Reproduce all entries verbatim, with nothing added or dropped.

## Extracted information
——————

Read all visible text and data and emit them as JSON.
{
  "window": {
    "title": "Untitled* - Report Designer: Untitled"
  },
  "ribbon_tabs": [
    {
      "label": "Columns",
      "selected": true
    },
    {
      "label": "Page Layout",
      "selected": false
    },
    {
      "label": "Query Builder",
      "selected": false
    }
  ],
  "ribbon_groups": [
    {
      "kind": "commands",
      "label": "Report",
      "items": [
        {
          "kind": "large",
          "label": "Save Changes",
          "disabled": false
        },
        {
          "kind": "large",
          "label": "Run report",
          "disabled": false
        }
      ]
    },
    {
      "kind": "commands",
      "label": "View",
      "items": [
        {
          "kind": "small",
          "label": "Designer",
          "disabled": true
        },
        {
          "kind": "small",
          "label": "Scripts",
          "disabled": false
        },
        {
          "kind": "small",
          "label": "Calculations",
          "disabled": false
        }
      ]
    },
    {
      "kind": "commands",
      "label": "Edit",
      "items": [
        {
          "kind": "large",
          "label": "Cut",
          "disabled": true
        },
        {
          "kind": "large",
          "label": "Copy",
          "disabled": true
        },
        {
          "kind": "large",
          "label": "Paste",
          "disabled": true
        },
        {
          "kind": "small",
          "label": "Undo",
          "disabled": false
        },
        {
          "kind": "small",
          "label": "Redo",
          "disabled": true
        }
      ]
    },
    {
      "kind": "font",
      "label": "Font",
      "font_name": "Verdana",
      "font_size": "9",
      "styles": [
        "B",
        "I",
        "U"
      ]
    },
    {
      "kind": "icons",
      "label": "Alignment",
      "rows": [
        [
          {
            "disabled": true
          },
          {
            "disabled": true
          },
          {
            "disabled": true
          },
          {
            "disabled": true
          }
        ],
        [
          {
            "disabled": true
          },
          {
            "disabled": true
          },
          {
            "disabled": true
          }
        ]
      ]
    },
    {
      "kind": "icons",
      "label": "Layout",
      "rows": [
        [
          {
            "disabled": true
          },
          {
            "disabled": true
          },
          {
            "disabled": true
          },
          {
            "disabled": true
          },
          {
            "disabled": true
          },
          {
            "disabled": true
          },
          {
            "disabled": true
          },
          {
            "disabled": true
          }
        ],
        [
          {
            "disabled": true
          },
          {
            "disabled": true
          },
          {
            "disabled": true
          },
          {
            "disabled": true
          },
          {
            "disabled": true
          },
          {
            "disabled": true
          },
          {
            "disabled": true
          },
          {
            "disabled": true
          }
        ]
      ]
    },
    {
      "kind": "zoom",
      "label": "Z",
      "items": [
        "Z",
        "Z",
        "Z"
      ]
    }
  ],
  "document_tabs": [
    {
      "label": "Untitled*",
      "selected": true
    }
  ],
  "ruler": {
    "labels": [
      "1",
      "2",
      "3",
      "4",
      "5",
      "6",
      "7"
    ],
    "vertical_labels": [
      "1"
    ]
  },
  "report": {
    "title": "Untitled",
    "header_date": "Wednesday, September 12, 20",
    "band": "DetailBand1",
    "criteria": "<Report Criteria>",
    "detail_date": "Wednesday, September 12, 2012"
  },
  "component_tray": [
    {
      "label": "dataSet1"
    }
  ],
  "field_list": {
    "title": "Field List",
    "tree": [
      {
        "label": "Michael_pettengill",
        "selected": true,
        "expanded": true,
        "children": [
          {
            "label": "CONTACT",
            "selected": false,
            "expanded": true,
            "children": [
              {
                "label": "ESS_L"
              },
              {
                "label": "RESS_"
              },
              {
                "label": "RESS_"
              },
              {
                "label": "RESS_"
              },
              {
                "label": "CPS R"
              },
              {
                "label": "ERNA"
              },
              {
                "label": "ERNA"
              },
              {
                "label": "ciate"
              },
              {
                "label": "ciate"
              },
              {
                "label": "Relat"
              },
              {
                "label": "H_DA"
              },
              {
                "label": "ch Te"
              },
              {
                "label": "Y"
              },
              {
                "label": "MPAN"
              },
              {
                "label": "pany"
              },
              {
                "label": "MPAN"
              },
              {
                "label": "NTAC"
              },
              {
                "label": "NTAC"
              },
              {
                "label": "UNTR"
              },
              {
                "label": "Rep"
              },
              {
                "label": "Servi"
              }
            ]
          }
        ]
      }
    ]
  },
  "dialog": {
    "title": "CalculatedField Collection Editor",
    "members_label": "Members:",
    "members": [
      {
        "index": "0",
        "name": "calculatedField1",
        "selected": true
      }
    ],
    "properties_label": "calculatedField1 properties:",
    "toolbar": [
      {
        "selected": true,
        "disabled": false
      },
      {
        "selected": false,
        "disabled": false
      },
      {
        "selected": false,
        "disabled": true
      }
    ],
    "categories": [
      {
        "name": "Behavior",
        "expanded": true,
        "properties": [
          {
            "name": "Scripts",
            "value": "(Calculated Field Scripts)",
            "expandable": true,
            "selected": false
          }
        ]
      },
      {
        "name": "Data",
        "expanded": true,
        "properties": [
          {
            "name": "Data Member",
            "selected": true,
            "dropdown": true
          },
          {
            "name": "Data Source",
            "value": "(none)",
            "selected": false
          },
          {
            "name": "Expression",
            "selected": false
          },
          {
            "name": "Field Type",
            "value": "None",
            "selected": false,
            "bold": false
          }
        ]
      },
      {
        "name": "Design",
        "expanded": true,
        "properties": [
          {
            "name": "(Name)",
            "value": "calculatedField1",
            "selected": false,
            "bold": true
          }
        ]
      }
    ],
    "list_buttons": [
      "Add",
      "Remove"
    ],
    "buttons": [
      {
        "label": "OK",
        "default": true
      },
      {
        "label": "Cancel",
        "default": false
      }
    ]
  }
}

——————

## Reply
Read all visible text and data and emit them as JSON.
{
  "window": {
    "title": "Untitled* - Report Designer: Untitled"
  },
  "ribbon_tabs": [
    {
      "label": "Columns",
      "selected": true
    },
    {
      "label": "Page Layout",
      "selected": false
    },
    {
      "label": "Query Builder",
      "selected": false
    }
  ],
  "ribbon_groups": [
    {
      "kind": "commands",
      "label": "Report",
      "items": [
        {
          "kind": "large",
          "label": "Save Changes",
          "disabled": false
        },
        {
          "kind": "large",
          "label": "Run report",
          "disabled": false
        }
      ]
    },
    {
      "kind": "commands",
      "label": "View",
      "items": [
        {
          "kind": "small",
          "label": "Designer",
          "disabled": true
        },
        {
          "kind": "small",
          "label": "Scripts",
          "disabled": false
        },
        {
          "kind": "small",
          "label": "Calculations",
          "disabled": false
        }
      ]
    },
    {
      "kind": "commands",
      "label": "Edit",
      "items": [
        {
          "kind": "large",
          "label": "Cut",
          "disabled": true
        },
        {
          "kind": "large",
          "label": "Copy",
          "disabled": true
        },
        {
          "kind": "large",
          "label": "Paste",
          "disabled": true
        },
        {
          "kind": "small",
          "label": "Undo",
          "disabled": false
        },
        {
          "kind": "small",
          "label": "Redo",
          "disabled": true
        }
      ]
    },
    {
      "kind": "font",
      "label": "Font",
      "font_name": "Verdana",
      "font_size": "9",
      "styles": [
        "B",
        "I",
        "U"
      ]
    },
    {
      "kind": "icons",
      "label": "Alignment",
      "rows": [
        [
          {
            "disabled": true
          },
          {
            "disabled": true
          },
          {
            "disabled": true
          },
          {
            "disabled": true
          }
        ],
        [
          {
            "disabled": true
          },
          {
            "disabled": true
          },
          {
            "disabled": true
          }
        ]
      ]
    },
    {
      "kind": "icons",
      "label": "Layout",
      "rows": [
        [
          {
            "disabled": true
          },
          {
            "disabled": true
          },
          {
            "disabled": true
          },
          {
            "disabled": true
          },
          {
            "disabled": true
          },
          {
            "disabled": true
          },
          {
            "disabled": true
          },
          {
            "disabled": true
          }
        ],
        [
          {
            "disabled": true
          },
          {
            "disabled": true
          },
          {
            "disabled": true
          },
          {
            "disabled": true
          },
          {
            "disabled": true
          },
          {
            "disabled": true
          },
          {
            "disabled": true
          },
          {
            "disabled": true
          }
        ]
      ]
    },
    {
      "kind": "zoom",
      "label": "Z",
      "items": [
        "Z",
        "Z",
        "Z"
      ]
    }
  ],
  "document_tabs": [
    {
      "label": "Untitled*",
      "selected": true
    }
  ],
  "ruler": {
    "labels": [
      "1",
      "2",
      "3",
      "4",
      "5",
      "6",
      "7"
    ],
    "vertical_labels": [
      "1"
    ]
  },
  "report": {
    "title": "Untitled",
    "header_date": "Wednesday, September 12, 20",
    "band": "DetailBand1",
    "criteria": "<Report Criteria>",
    "detail_date": "Wednesday, September 12, 2012"
  },
  "component_tray": [
    {
      "label": "dataSet1"
    }
  ],
  "field_list": {
    "title": "Field List",
    "tree": [
      {
        "label": "Michael_pettengill",
        "selected": true,
        "expanded": true,
        "children": [
          {
            "label": "CONTACT",
            "selected": false,
            "expanded": true,
            "children": [
              {
                "label": "ESS_L"
              },
              {
                "label": "RESS_"
              },
              {
                "label": "RESS_"
              },
              {
                "label": "RESS_"
              },
              {
                "label": "CPS R"
              },
              {
                "label": "ERNA"
              },
              {
                "label": "ERNA"
              },
              {
                "label": "ciate"
              },
              {
                "label": "ciate"
              },
              {
                "label": "Relat"
              },
              {
                "label": "H_DA"
              },
              {
                "label": "ch Te"
              },
              {
                "label": "Y"
              },
              {
                "label": "MPAN"
              },
              {
                "label": "pany"
              },
              {
                "label": "MPAN"
              },
              {
                "label": "NTAC"
              },
              {
                "label": "NTAC"
              },
              {
                "label": "UNTR"
              },
              {
                "label": "Rep"
              },
              {
                "label": "Servi"
              }
            ]
          }
        ]
      }
    ]
  },
  "dialog": {
    "title": "CalculatedField Collection Editor",
    "members_label": "Members:",
    "members": [
      {
        "index": "0",
        "name": "calculatedField1",
        "selected": true
      }
    ],
    "properties_label": "calculatedField1 properties:",
    "toolbar": [
      {
        "selected": true,
        "disabled": false
      },
      {
        "selected": false,
        "disabled": false
      },
      {
        "selected": false,
        "disabled": true
      }
    ],
    "categories": [
      {
        "name": "Behavior",
        "expanded": true,
        "properties": [
          {
            "name": "Scripts",
            "value": "(Calculated Field Scripts)",
            "expandable": true,
            "selected": false
          }
        ]
      },
      {
        "name": "Data",
        "expanded": true,
        "properties": [
          {
            "name": "Data Member",
            "selected": true,
            "dropdown": true
          },
          {
            "name": "Data Source",
            "value": "(none)",
            "selected": false
          },
          {
            "name": "Expression",
            "selected": false
          },
          {
            "name": "Field Type",
            "value": "None",
            "selected": false,
            "bold": false
          }
        ]
      },
      {
        "name": "Design",
        "expanded": true,
        "properties": [
          {
            "name": "(Name)",
            "value": "calculatedField1",
            "selected": false,
            "bold": true
          }
        ]
      }
    ],
    "list_buttons": [
      "Add",
      "Remove"
    ],
    "buttons": [
      {
        "label": "OK",
        "default": true
      },
      {
        "label": "Cancel",
        "default": false
      }
    ]
  }
}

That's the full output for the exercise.